• _PROVIDED RECORDS_:

Start of Block

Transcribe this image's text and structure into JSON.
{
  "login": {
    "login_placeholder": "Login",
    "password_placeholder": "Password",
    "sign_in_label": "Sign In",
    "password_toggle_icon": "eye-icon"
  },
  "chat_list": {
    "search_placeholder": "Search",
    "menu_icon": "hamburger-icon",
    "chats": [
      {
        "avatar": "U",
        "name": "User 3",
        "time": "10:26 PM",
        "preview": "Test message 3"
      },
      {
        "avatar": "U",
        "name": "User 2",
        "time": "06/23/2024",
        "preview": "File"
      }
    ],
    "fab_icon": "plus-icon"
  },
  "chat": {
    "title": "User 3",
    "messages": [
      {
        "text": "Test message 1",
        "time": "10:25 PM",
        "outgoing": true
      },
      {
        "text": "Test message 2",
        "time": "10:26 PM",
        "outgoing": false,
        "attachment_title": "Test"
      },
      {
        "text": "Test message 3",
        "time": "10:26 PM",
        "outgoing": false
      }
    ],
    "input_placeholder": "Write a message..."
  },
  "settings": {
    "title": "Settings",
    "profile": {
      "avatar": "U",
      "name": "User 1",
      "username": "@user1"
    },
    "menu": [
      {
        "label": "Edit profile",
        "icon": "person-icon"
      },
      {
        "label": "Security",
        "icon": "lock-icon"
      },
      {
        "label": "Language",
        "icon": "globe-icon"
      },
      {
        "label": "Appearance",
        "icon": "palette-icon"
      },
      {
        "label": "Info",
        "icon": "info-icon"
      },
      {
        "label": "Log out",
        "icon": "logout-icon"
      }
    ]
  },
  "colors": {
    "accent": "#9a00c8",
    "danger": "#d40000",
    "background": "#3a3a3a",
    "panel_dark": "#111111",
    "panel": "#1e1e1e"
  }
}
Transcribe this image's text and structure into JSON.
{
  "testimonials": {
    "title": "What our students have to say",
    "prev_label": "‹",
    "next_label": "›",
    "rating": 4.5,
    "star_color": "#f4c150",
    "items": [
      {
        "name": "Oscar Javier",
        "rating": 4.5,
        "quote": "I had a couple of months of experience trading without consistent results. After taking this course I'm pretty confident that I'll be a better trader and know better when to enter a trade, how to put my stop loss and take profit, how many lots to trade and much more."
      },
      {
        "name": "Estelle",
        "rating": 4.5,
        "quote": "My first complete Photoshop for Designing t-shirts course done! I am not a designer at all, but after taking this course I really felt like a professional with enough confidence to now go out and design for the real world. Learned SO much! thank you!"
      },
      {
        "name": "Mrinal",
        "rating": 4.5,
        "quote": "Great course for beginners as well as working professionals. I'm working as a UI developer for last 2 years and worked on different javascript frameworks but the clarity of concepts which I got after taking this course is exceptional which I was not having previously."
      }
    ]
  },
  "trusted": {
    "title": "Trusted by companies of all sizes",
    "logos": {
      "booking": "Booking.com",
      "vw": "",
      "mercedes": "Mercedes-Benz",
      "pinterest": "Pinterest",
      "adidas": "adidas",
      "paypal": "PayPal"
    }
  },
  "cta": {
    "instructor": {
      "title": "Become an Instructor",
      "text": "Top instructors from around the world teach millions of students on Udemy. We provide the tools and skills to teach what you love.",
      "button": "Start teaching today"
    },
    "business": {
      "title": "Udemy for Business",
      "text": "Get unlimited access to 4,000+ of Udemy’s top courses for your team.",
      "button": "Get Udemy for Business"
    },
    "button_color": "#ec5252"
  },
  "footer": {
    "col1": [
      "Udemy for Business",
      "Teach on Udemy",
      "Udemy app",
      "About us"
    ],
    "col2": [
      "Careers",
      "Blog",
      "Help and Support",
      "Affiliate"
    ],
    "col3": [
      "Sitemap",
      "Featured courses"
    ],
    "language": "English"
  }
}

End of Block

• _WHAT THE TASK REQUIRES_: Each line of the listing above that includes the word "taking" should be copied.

• _WRITTEN SOLUTION_:
        "quote": "I had a couple of months of experience trading without consistent results. After taking this course I'm pretty confident that I'll be a better trader and know better when to enter a trade, how to put my stop loss and take profit, how many lots to trade and much more."
        "quote": "My first complete Photoshop for Designing t-shirts course done! I am not a designer at all, but after taking this course I really felt like a professional with enough confidence to now go out and design for the real world. Learned SO much! thank you!"
        "quote": "Great course for beginners as well as working professionals. I'm working as a UI developer for last 2 years and worked on different javascript frameworks but the clarity of concepts which I got after taking this course is exceptional which I was not having previously."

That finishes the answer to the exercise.